“OK, I just did 33 years of Letterman. Now it’s time to relax. Well that didn’t work,” Shaffer admitted to me in a phone interview last week.
Feeling lost and unwanted at a time when everyone around him was telling him to relax and enjoy his life, Shaffer realized that he needed a commission.
“I’ve got to play. My life is better when I’m playing,” he said.
Like the scene from 1980’s “The Blues Brothers” when Jake and Elwood concoct a scheme to perform a benefit concert to save a Chicago orphanage (Shaffer assisted in putting that band together), a phone call gave Shaffer that commission.
“Out of the blue, Seymour Stein called,” Shaffer continued. Stein – a famed record exec - founded Sire Records with partner Richard Gotterher. The pair’s signings include Madonna, The Pretenders, The Ramones, Talking Heads, The Cure and The Smiths.
“When Seymour said ‘Do you want make a record?’ it cheered me right up,” Shaffer said.
That record, out March 17, is the self-titled “The World’s Most Dangerous Band” and features Shaffer and his late-night cohorts from Letterman’s show performing updated versions of mostly 60s-era rock and R&B classics.
“It’s pretty exuberant,” he said. “I think maybe you can hear that.”
He’s right. Shaffer and the band have delivered a record full of tight, fun grooves and special guests; it’s not dissimilar to the material we heard them play for years on Letterman.

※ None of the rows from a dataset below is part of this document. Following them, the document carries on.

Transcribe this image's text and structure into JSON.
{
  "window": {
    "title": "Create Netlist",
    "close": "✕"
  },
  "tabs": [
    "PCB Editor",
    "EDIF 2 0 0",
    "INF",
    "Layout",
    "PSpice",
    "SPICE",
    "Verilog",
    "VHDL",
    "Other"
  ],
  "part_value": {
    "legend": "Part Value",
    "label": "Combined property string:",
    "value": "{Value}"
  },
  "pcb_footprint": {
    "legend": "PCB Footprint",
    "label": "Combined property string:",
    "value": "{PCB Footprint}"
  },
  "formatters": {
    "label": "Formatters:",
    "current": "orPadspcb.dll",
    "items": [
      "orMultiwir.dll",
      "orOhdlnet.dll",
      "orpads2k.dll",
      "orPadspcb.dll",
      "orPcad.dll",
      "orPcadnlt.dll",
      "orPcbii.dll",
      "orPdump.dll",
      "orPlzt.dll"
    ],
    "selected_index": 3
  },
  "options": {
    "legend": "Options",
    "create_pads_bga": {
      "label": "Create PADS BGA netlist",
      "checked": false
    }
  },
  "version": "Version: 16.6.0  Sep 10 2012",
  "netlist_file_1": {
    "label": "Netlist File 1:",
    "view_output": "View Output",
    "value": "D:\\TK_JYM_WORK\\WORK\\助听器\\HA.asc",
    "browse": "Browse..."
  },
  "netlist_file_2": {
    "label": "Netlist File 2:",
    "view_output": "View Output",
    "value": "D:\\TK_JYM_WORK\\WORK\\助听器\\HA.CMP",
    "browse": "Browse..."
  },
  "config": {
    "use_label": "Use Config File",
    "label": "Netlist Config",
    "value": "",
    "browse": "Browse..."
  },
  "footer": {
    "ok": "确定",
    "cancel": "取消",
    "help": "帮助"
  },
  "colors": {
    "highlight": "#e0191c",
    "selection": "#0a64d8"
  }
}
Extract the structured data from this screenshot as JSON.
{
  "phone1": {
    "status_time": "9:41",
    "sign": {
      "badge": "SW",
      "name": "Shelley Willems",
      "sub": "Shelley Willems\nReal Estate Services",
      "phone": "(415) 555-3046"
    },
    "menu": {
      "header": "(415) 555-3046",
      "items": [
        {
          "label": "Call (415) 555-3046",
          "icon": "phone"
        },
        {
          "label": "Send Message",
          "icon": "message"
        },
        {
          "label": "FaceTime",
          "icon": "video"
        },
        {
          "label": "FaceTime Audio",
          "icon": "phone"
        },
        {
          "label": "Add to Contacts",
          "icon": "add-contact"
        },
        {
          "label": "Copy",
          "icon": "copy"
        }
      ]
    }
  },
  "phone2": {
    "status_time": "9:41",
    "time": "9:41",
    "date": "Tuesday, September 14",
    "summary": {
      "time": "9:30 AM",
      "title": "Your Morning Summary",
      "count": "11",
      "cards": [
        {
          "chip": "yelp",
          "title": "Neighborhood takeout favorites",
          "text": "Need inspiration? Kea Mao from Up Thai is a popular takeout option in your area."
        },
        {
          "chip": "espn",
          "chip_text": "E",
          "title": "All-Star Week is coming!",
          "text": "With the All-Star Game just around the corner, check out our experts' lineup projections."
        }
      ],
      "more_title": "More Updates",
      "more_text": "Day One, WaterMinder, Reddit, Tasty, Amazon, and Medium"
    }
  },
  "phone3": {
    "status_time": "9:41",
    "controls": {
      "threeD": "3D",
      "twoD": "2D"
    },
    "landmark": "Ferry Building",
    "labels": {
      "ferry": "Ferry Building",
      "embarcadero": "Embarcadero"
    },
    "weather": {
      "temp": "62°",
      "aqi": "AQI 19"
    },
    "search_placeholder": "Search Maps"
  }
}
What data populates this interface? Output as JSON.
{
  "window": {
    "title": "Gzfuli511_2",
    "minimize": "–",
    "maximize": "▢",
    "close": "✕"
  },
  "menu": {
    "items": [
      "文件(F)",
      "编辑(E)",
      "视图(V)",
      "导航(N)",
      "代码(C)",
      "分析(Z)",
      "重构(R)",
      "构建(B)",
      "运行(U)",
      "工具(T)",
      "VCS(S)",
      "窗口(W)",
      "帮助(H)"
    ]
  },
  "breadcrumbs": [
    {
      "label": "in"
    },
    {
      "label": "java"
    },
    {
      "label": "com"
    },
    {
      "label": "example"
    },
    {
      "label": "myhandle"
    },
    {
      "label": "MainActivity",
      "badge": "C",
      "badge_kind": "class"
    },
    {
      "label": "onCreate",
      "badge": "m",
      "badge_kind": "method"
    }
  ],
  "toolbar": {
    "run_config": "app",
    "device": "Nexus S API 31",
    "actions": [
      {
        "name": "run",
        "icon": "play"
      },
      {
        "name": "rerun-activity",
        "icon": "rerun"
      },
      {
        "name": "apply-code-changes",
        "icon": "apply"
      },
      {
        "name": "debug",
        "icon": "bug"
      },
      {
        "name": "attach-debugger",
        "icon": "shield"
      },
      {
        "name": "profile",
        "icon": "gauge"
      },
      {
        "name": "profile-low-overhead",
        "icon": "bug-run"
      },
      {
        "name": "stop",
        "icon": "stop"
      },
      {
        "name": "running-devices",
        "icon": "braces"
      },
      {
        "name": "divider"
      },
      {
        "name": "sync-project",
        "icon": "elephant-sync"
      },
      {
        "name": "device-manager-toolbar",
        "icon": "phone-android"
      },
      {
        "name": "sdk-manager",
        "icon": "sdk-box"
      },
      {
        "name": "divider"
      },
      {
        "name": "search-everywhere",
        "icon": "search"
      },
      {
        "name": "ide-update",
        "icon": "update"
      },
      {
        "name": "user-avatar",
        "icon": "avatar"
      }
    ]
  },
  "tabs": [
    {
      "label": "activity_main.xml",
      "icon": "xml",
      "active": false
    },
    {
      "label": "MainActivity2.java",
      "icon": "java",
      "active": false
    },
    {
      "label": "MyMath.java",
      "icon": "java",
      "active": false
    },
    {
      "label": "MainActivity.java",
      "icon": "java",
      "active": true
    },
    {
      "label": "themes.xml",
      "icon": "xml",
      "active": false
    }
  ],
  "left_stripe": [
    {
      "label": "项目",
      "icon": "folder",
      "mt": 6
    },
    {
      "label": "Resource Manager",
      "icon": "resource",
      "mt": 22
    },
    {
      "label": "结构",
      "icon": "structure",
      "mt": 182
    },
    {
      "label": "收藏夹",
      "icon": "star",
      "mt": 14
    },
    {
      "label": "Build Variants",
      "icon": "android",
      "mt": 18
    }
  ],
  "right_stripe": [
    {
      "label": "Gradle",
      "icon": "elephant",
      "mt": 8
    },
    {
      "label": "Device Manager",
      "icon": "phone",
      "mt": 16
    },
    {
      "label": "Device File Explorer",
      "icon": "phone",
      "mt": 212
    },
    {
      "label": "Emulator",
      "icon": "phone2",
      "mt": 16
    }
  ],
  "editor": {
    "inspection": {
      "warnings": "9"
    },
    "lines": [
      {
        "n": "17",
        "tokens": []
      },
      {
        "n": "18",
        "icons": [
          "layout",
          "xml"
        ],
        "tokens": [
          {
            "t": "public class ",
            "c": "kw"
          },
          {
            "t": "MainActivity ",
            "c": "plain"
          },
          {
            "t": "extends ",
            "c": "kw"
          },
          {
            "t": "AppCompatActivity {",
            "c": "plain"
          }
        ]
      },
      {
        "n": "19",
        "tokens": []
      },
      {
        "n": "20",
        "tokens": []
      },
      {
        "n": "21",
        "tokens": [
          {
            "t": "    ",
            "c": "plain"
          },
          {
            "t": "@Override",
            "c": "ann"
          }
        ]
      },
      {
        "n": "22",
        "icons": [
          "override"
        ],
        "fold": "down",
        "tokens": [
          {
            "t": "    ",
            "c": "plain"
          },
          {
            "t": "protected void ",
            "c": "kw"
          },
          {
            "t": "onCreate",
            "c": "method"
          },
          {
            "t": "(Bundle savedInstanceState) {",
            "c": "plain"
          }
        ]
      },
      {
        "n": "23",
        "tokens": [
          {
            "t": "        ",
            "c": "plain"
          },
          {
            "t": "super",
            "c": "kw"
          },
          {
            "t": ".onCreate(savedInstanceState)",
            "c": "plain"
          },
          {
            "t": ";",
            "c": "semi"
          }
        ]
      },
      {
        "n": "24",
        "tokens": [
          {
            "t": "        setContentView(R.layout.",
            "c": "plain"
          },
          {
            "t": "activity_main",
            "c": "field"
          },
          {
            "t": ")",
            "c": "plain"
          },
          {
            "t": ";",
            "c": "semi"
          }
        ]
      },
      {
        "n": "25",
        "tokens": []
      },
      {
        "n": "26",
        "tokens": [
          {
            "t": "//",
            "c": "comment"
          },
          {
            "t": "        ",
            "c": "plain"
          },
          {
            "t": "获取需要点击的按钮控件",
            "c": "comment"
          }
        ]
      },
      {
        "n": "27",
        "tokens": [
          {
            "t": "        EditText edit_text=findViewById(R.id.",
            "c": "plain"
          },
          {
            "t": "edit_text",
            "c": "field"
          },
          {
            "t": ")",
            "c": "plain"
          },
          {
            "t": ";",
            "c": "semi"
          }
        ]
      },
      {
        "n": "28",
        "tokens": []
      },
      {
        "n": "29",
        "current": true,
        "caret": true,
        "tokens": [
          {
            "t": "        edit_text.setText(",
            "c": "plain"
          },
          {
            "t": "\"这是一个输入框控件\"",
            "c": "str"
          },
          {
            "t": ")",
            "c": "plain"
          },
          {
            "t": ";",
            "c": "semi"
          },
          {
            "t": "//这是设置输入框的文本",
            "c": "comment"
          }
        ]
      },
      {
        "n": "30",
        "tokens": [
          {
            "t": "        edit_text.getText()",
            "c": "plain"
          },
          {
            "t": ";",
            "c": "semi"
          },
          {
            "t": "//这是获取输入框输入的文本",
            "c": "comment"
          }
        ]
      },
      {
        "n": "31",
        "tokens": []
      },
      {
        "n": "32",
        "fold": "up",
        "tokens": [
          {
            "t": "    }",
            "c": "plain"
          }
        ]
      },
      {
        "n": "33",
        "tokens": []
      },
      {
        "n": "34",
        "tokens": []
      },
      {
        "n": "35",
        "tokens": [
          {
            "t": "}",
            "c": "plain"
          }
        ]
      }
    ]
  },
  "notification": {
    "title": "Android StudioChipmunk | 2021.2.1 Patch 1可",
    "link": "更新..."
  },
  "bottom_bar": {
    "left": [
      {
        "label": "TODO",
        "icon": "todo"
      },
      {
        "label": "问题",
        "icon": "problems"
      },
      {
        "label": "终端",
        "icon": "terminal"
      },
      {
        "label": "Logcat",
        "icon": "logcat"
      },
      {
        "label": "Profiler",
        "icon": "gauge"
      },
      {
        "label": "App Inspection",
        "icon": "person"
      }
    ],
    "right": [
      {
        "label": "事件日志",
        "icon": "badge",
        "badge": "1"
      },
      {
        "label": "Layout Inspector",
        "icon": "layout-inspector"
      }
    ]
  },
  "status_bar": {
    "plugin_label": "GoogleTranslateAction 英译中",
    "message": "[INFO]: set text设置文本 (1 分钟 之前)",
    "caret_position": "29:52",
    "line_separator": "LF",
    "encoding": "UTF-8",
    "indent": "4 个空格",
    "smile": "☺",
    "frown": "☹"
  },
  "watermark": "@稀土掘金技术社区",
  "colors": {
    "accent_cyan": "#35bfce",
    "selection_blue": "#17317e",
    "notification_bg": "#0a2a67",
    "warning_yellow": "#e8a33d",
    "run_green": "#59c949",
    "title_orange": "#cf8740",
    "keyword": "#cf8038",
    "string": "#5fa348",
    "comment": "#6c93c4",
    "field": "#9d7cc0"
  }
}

An exception to the classics-only rule is a new song that serves as the album’s anchor. “Happy Street” is a gleefully uplifting celebration of living; the song feature Bill Murray and Shaffer trading reasons not to be gloomy.
The duo has a history preceding their union on Saturday Night Live’s early years, when Murray was Nick the Lounge Singer and Shaffer his accompanist.
“I was in college in Ontario in the early 70s,” Shaffer recalled. “I was doing the Toronto version of “Godspell” when two Chicagoans arrived, looking to start a Second City nightclub revue in Canada. One of the guys was Brian Doyle Murray – Billy’s brother. We really hit it off and hung out incessantly. He was always saying ‘You’ve got to meet my brother. He’s into the same kind of stuff as you.’”
When Shaffer moved to New York City in 1974, he worked with Bill Murray on “The National Lampoon Radio Hour,” a syndicated weekly radio comedy program.
“We did a thing together called ‘Kung Fu Christmas,’” Shaffer remembered with a laugh. “If you remember, everything was Kung Fu-related in music at that time. Soon we were part of SNL and have worked naturally together ever since.”
The video accompanying “Happy Street,” animated by Jay Marks, includes a couple of dozen Easter egg references to both Shaffer’s and Murray’s careers.
Joining Shaffer and The World’s Most Dangerous Band on the new album are Valerie Simpson (of Ashford & Simpson) on “I Don’t Need No Doctor,” Dion DiMucci on “Win Your Love For Me,” Darius Rucker on “Why Can’t We Live Together,” indie-rocker Jenny Lewis on “Sorrow” and reggae-fusion singer Shaggy, who adds vocals to Vince Guaraldi’s “Cast Your Fate to the Wind.”
To compile potential titles for the new record, Shaffer reached out to his friends.
“I got a lot of great ideas and just listened to their advice,” he told me. “‘Yeh Yeh’ was suggested by my producer Richard Gotteher (composer of ‘My Boyfriend’s Back,’ ‘Hang on Sloopy,’ ‘I Want Candy’ and the album’s ‘Sorrow’ – a hit for The Merseys that was also recorded for David Bowie’s 1973 covers album ‘Pinups’).
“I also got ideas from an old friend back in Canada,” Shaffer continued. “We used to listen to records together when we were kids so I went back to him and said ‘What do you think I should record?’ He had some great ideas.”
On April 1, Shaffer and his band will embark on a tour, initially comprised of 15 dates spread over three months. It will be a considerably different operation from the last time Shaffer was part of a touring band.
“It was 1980, for goodness sake. I was on The Blues Brothers’ tour,” he said. “We had this old, rickety twin-engine prop plane and we thought for sure it was going to crash. It was almost like a Buddy Holly thing. These legendary southern rockers, including a couple of Booker T’s MGs, were in the group. We had this little song that we made up called ‘Rock Tragedy.’ We would sing it when the plane would take off, to ward off any evil spirits that might try to take us down. For this tour, we’re just taking a regular plane.”
“I’m a lucky man,” Shaffer told me at the end of the interview. “For me now, it’s really coming down to the brass tacks of ‘Can you really entertain?’ What I’m looking forward to the most is entertaining an audience.”
(Note: Here's a link to the video for "Happy Street": https://youtu.be/bSuB4Su6wCM)